▸ Required action: Give back the data below word for word. Any image in it should be left out.

--- Record set Enclosed Below ---

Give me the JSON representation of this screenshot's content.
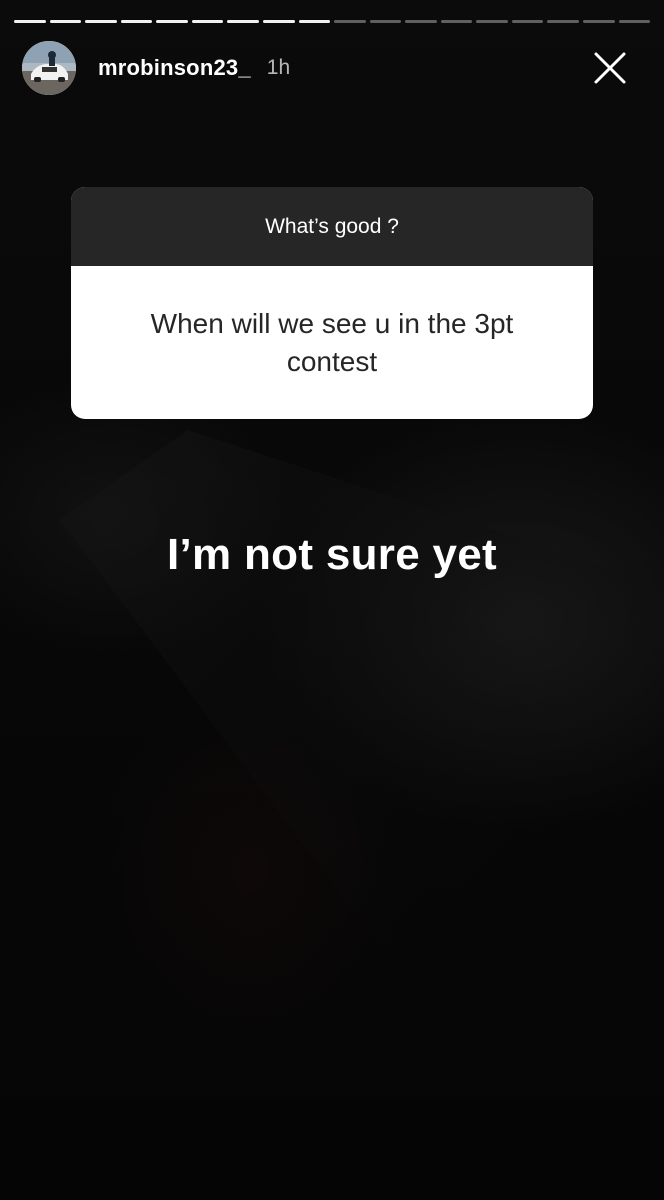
{
  "progress": {
    "segments_total": 18,
    "segments_seen": 9
  },
  "header": {
    "username": "mrobinson23_",
    "time_ago": "1h",
    "avatar_icon": "profile-photo-car",
    "close_icon": "close-x-icon"
  },
  "question_sticker": {
    "prompt": "What’s good ?",
    "question": "When will we see u in the 3pt contest"
  },
  "answer_text": "I’m not sure yet",
  "colors": {
    "sticker_header_bg": "#262626",
    "sticker_body_bg": "#ffffff",
    "text_light": "#ffffff",
    "text_dark": "#262626"
  }
}
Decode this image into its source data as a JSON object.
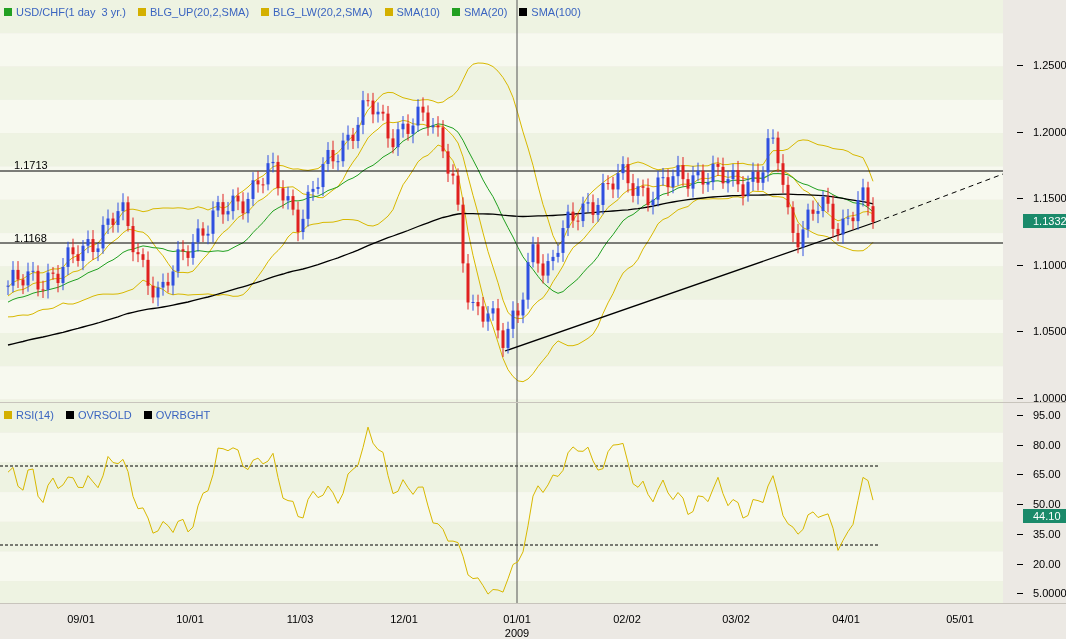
{
  "legend": [
    {
      "label": "USD/CHF(1 day  3 yr.)",
      "color": "#22a022"
    },
    {
      "label": "BLG_UP(20,2,SMA)",
      "color": "#d4b000"
    },
    {
      "label": "BLG_LW(20,2,SMA)",
      "color": "#d4b000"
    },
    {
      "label": "SMA(10)",
      "color": "#d4b000"
    },
    {
      "label": "SMA(20)",
      "color": "#22a022"
    },
    {
      "label": "SMA(100)",
      "color": "#000000"
    }
  ],
  "levels": [
    {
      "label": "1.1713"
    },
    {
      "label": "1.1168"
    }
  ],
  "price_axis": {
    "ticks": [
      "1.2500",
      "1.2000",
      "1.1500",
      "1.1000",
      "1.0500",
      "1.0000"
    ],
    "current": "1.1332"
  },
  "rsi_legend": [
    {
      "label": "RSI(14)",
      "color": "#d4b000"
    },
    {
      "label": "OVRSOLD",
      "color": "#000000"
    },
    {
      "label": "OVRBGHT",
      "color": "#000000"
    }
  ],
  "rsi_axis": {
    "ticks": [
      "95.00",
      "80.00",
      "65.00",
      "50.00",
      "35.00",
      "20.00",
      "5.0000"
    ],
    "current": "44.10"
  },
  "time_axis": {
    "ticks": [
      "09/01",
      "10/01",
      "11/03",
      "12/01",
      "01/01",
      "02/02",
      "03/02",
      "04/01",
      "05/01"
    ],
    "year": "2009"
  }
}
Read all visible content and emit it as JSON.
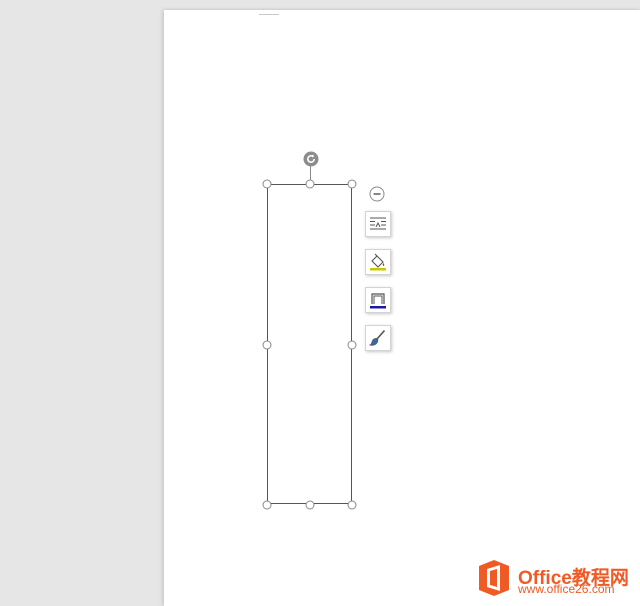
{
  "shape_toolbar": {
    "collapse": {
      "icon": "minus-circle-icon"
    },
    "buttons": [
      {
        "id": "layout-options",
        "icon": "text-wrap-icon"
      },
      {
        "id": "shape-fill",
        "icon": "paint-bucket-icon",
        "accent": "#c8c800"
      },
      {
        "id": "shape-outline",
        "icon": "shape-outline-icon",
        "accent": "#1a1aa6"
      },
      {
        "id": "shape-effects",
        "icon": "brush-icon",
        "accent": "#2e6db5"
      }
    ]
  },
  "watermark": {
    "brand": "Office教程网",
    "url": "www.office26.com",
    "color": "#f05a24"
  }
}
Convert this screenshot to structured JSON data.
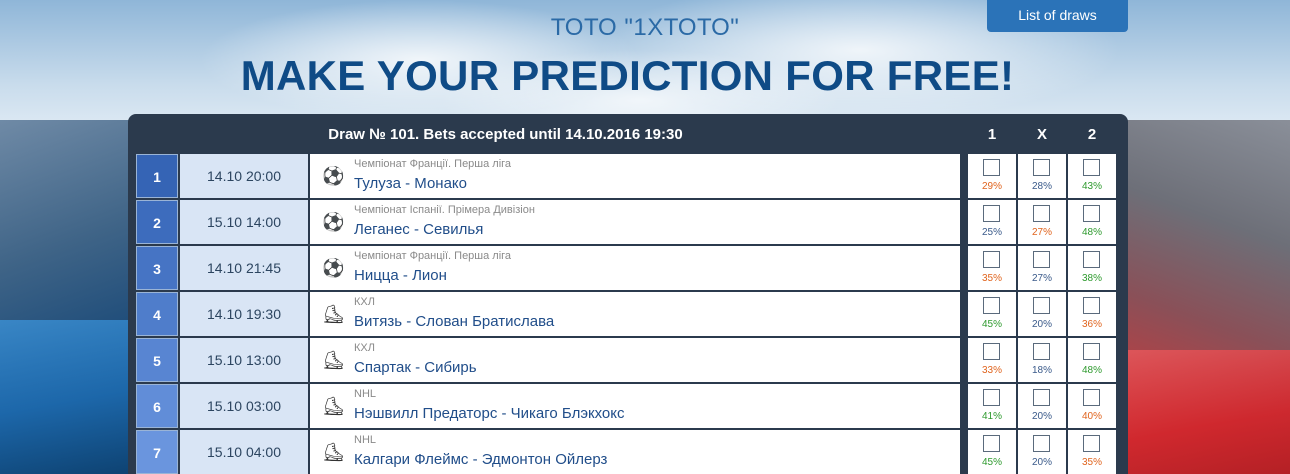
{
  "header": {
    "toto_title": "ТОТО \"1XТОТО\"",
    "main_title": "MAKE YOUR PREDICTION FOR FREE!",
    "list_of_draws": "List of draws"
  },
  "panel": {
    "draw_info": "Draw № 101. Bets accepted until 14.10.2016 19:30",
    "col_1": "1",
    "col_x": "X",
    "col_2": "2"
  },
  "colors": {
    "low": "#3a5a8a",
    "high_orange": "#e0641e",
    "green": "#2e9a2e"
  },
  "rows": [
    {
      "num": "1",
      "time": "14.10 20:00",
      "icon": "soccer-ball-icon",
      "league": "Чемпіонат Франції. Перша ліга",
      "match": "Тулуза - Монако",
      "p1": "29%",
      "px": "28%",
      "p2": "43%",
      "c1": "orange",
      "cx": "blue",
      "c2": "green"
    },
    {
      "num": "2",
      "time": "15.10 14:00",
      "icon": "soccer-ball-icon",
      "league": "Чемпіонат Іспанії. Прімера Дивізіон",
      "match": "Леганес - Севилья",
      "p1": "25%",
      "px": "27%",
      "p2": "48%",
      "c1": "blue",
      "cx": "orange",
      "c2": "green"
    },
    {
      "num": "3",
      "time": "14.10 21:45",
      "icon": "soccer-ball-icon",
      "league": "Чемпіонат Франції. Перша ліга",
      "match": "Ницца - Лион",
      "p1": "35%",
      "px": "27%",
      "p2": "38%",
      "c1": "orange",
      "cx": "blue",
      "c2": "green"
    },
    {
      "num": "4",
      "time": "14.10 19:30",
      "icon": "hockey-skate-icon",
      "league": "КХЛ",
      "match": "Витязь - Слован Братислава",
      "p1": "45%",
      "px": "20%",
      "p2": "36%",
      "c1": "green",
      "cx": "blue",
      "c2": "orange"
    },
    {
      "num": "5",
      "time": "15.10 13:00",
      "icon": "hockey-skate-icon",
      "league": "КХЛ",
      "match": "Спартак - Сибирь",
      "p1": "33%",
      "px": "18%",
      "p2": "48%",
      "c1": "orange",
      "cx": "blue",
      "c2": "green"
    },
    {
      "num": "6",
      "time": "15.10 03:00",
      "icon": "hockey-skate-icon",
      "league": "NHL",
      "match": "Нэшвилл Предаторс - Чикаго Блэкхокс",
      "p1": "41%",
      "px": "20%",
      "p2": "40%",
      "c1": "green",
      "cx": "blue",
      "c2": "orange"
    },
    {
      "num": "7",
      "time": "15.10 04:00",
      "icon": "hockey-skate-icon",
      "league": "NHL",
      "match": "Калгари Флеймс - Эдмонтон Ойлерз",
      "p1": "45%",
      "px": "20%",
      "p2": "35%",
      "c1": "green",
      "cx": "blue",
      "c2": "orange"
    }
  ]
}
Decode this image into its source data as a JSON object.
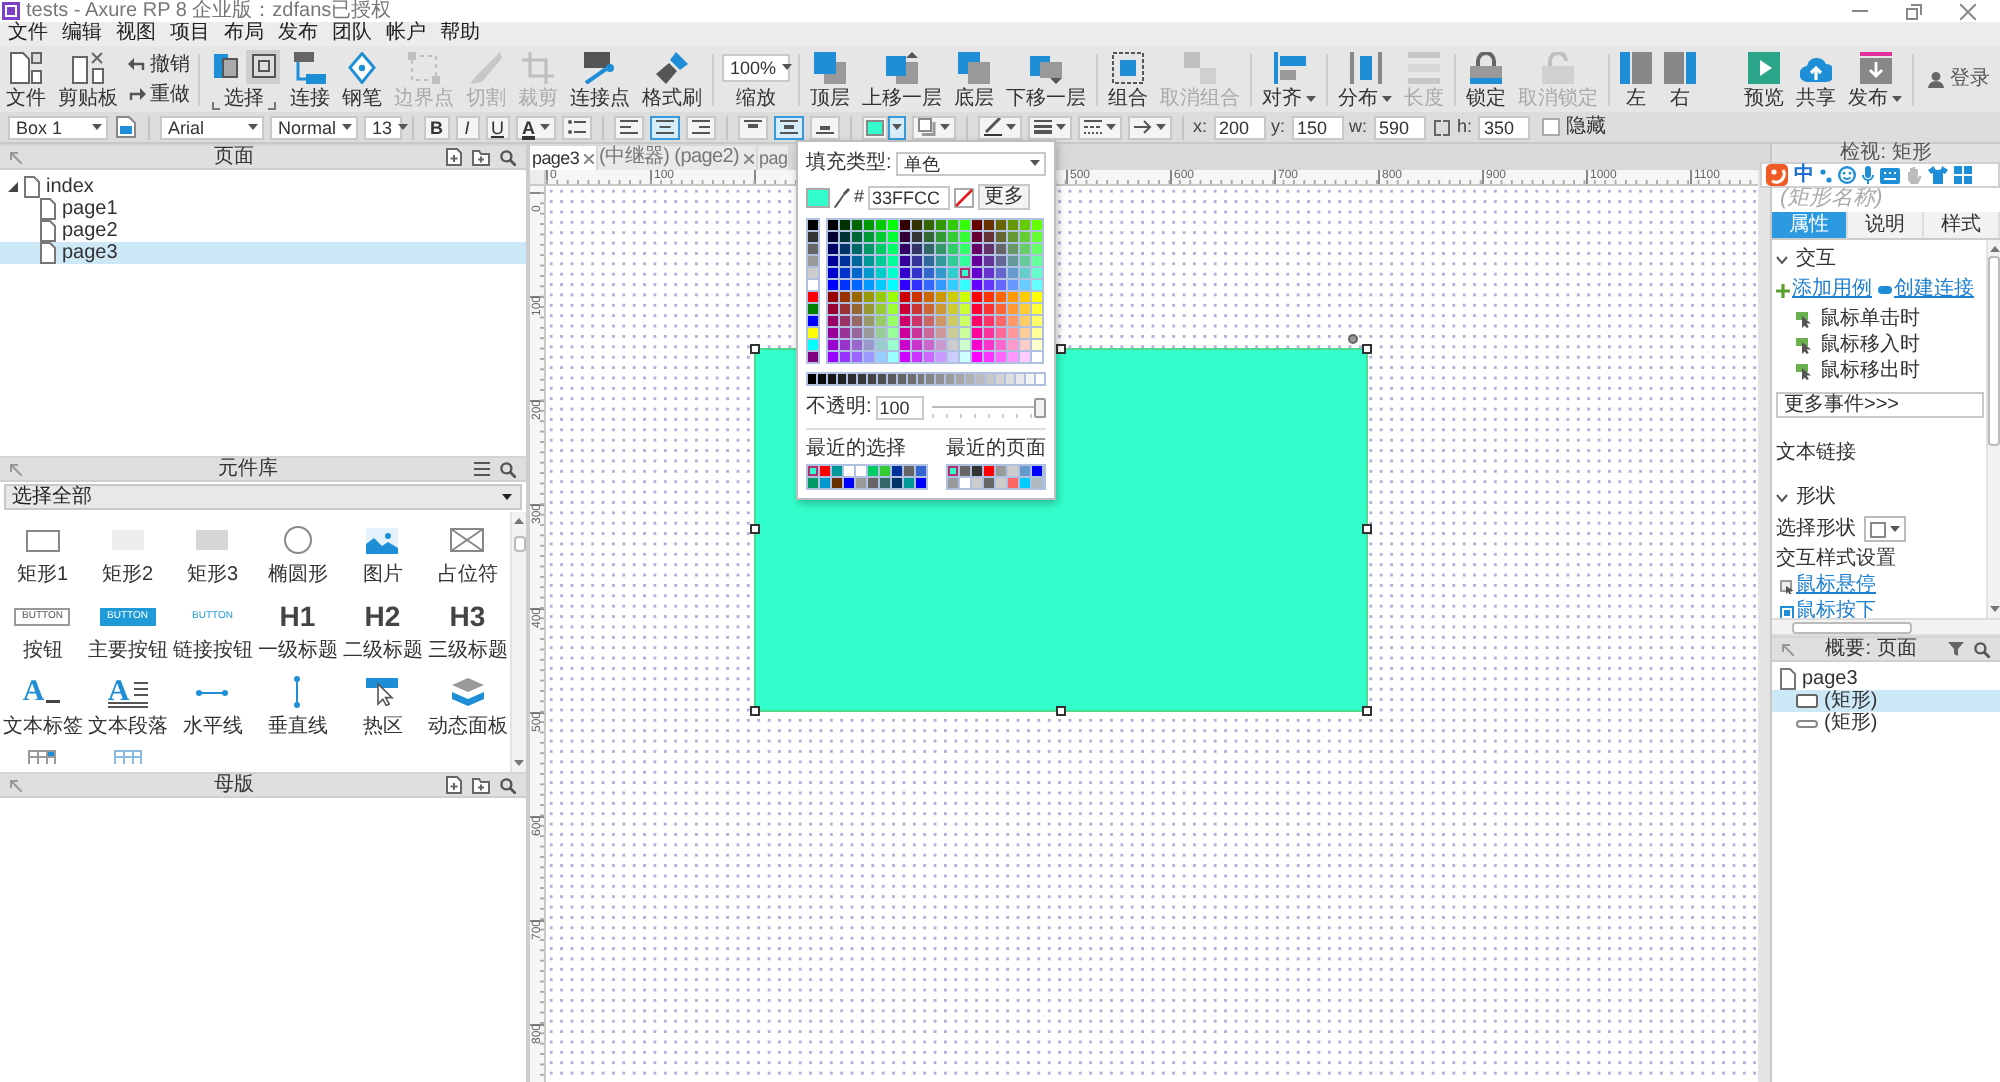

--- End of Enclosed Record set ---

▸ Answer space:
Give me the JSON representation of this screenshot's content.
{
  "progress": {
    "segments_total": 18,
    "segments_seen": 9
  },
  "header": {
    "username": "mrobinson23_",
    "time_ago": "1h",
    "avatar_icon": "profile-photo-car",
    "close_icon": "close-x-icon"
  },
  "question_sticker": {
    "prompt": "What’s good ?",
    "question": "When will we see u in the 3pt contest"
  },
  "answer_text": "I’m not sure yet",
  "colors": {
    "sticker_header_bg": "#262626",
    "sticker_body_bg": "#ffffff",
    "text_light": "#ffffff",
    "text_dark": "#262626"
  }
}
Decode this image into its source data as a JSON object.
{
  "legend": [
    {
      "label": "USD/CHF(1 day  3 yr.)",
      "color": "#22a022"
    },
    {
      "label": "BLG_UP(20,2,SMA)",
      "color": "#d4b000"
    },
    {
      "label": "BLG_LW(20,2,SMA)",
      "color": "#d4b000"
    },
    {
      "label": "SMA(10)",
      "color": "#d4b000"
    },
    {
      "label": "SMA(20)",
      "color": "#22a022"
    },
    {
      "label": "SMA(100)",
      "color": "#000000"
    }
  ],
  "levels": [
    {
      "label": "1.1713"
    },
    {
      "label": "1.1168"
    }
  ],
  "price_axis": {
    "ticks": [
      "1.2500",
      "1.2000",
      "1.1500",
      "1.1000",
      "1.0500",
      "1.0000"
    ],
    "current": "1.1332"
  },
  "rsi_legend": [
    {
      "label": "RSI(14)",
      "color": "#d4b000"
    },
    {
      "label": "OVRSOLD",
      "color": "#000000"
    },
    {
      "label": "OVRBGHT",
      "color": "#000000"
    }
  ],
  "rsi_axis": {
    "ticks": [
      "95.00",
      "80.00",
      "65.00",
      "50.00",
      "35.00",
      "20.00",
      "5.0000"
    ],
    "current": "44.10"
  },
  "time_axis": {
    "ticks": [
      "09/01",
      "10/01",
      "11/03",
      "12/01",
      "01/01",
      "02/02",
      "03/02",
      "04/01",
      "05/01"
    ],
    "year": "2009"
  }
}
Read all visible content and emit it as JSON.
{
  "shape_toolbar": {
    "collapse": {
      "icon": "minus-circle-icon"
    },
    "buttons": [
      {
        "id": "layout-options",
        "icon": "text-wrap-icon"
      },
      {
        "id": "shape-fill",
        "icon": "paint-bucket-icon",
        "accent": "#c8c800"
      },
      {
        "id": "shape-outline",
        "icon": "shape-outline-icon",
        "accent": "#1a1aa6"
      },
      {
        "id": "shape-effects",
        "icon": "brush-icon",
        "accent": "#2e6db5"
      }
    ]
  },
  "watermark": {
    "brand": "Office教程网",
    "url": "www.office26.com",
    "color": "#f05a24"
  }
}
Convert this screenshot to structured JSON data.
{
  "header": {
    "toto_title": "ТОТО \"1XТОТО\"",
    "main_title": "MAKE YOUR PREDICTION FOR FREE!",
    "list_of_draws": "List of draws"
  },
  "panel": {
    "draw_info": "Draw № 101. Bets accepted until 14.10.2016 19:30",
    "col_1": "1",
    "col_x": "X",
    "col_2": "2"
  },
  "colors": {
    "low": "#3a5a8a",
    "high_orange": "#e0641e",
    "green": "#2e9a2e"
  },
  "rows": [
    {
      "num": "1",
      "time": "14.10 20:00",
      "icon": "soccer-ball-icon",
      "league": "Чемпіонат Франції. Перша ліга",
      "match": "Тулуза - Монако",
      "p1": "29%",
      "px": "28%",
      "p2": "43%",
      "c1": "orange",
      "cx": "blue",
      "c2": "green"
    },
    {
      "num": "2",
      "time": "15.10 14:00",
      "icon": "soccer-ball-icon",
      "league": "Чемпіонат Іспанії. Прімера Дивізіон",
      "match": "Леганес - Севилья",
      "p1": "25%",
      "px": "27%",
      "p2": "48%",
      "c1": "blue",
      "cx": "orange",
      "c2": "green"
    },
    {
      "num": "3",
      "time": "14.10 21:45",
      "icon": "soccer-ball-icon",
      "league": "Чемпіонат Франції. Перша ліга",
      "match": "Ницца - Лион",
      "p1": "35%",
      "px": "27%",
      "p2": "38%",
      "c1": "orange",
      "cx": "blue",
      "c2": "green"
    },
    {
      "num": "4",
      "time": "14.10 19:30",
      "icon": "hockey-skate-icon",
      "league": "КХЛ",
      "match": "Витязь - Слован Братислава",
      "p1": "45%",
      "px": "20%",
      "p2": "36%",
      "c1": "green",
      "cx": "blue",
      "c2": "orange"
    },
    {
      "num": "5",
      "time": "15.10 13:00",
      "icon": "hockey-skate-icon",
      "league": "КХЛ",
      "match": "Спартак - Сибирь",
      "p1": "33%",
      "px": "18%",
      "p2": "48%",
      "c1": "orange",
      "cx": "blue",
      "c2": "green"
    },
    {
      "num": "6",
      "time": "15.10 03:00",
      "icon": "hockey-skate-icon",
      "league": "NHL",
      "match": "Нэшвилл Предаторс - Чикаго Блэкхокс",
      "p1": "41%",
      "px": "20%",
      "p2": "40%",
      "c1": "green",
      "cx": "blue",
      "c2": "orange"
    },
    {
      "num": "7",
      "time": "15.10 04:00",
      "icon": "hockey-skate-icon",
      "league": "NHL",
      "match": "Калгари Флеймс - Эдмонтон Ойлерз",
      "p1": "45%",
      "px": "20%",
      "p2": "35%",
      "c1": "green",
      "cx": "blue",
      "c2": "orange"
    }
  ]
}
Decode this image into its source data as a JSON object.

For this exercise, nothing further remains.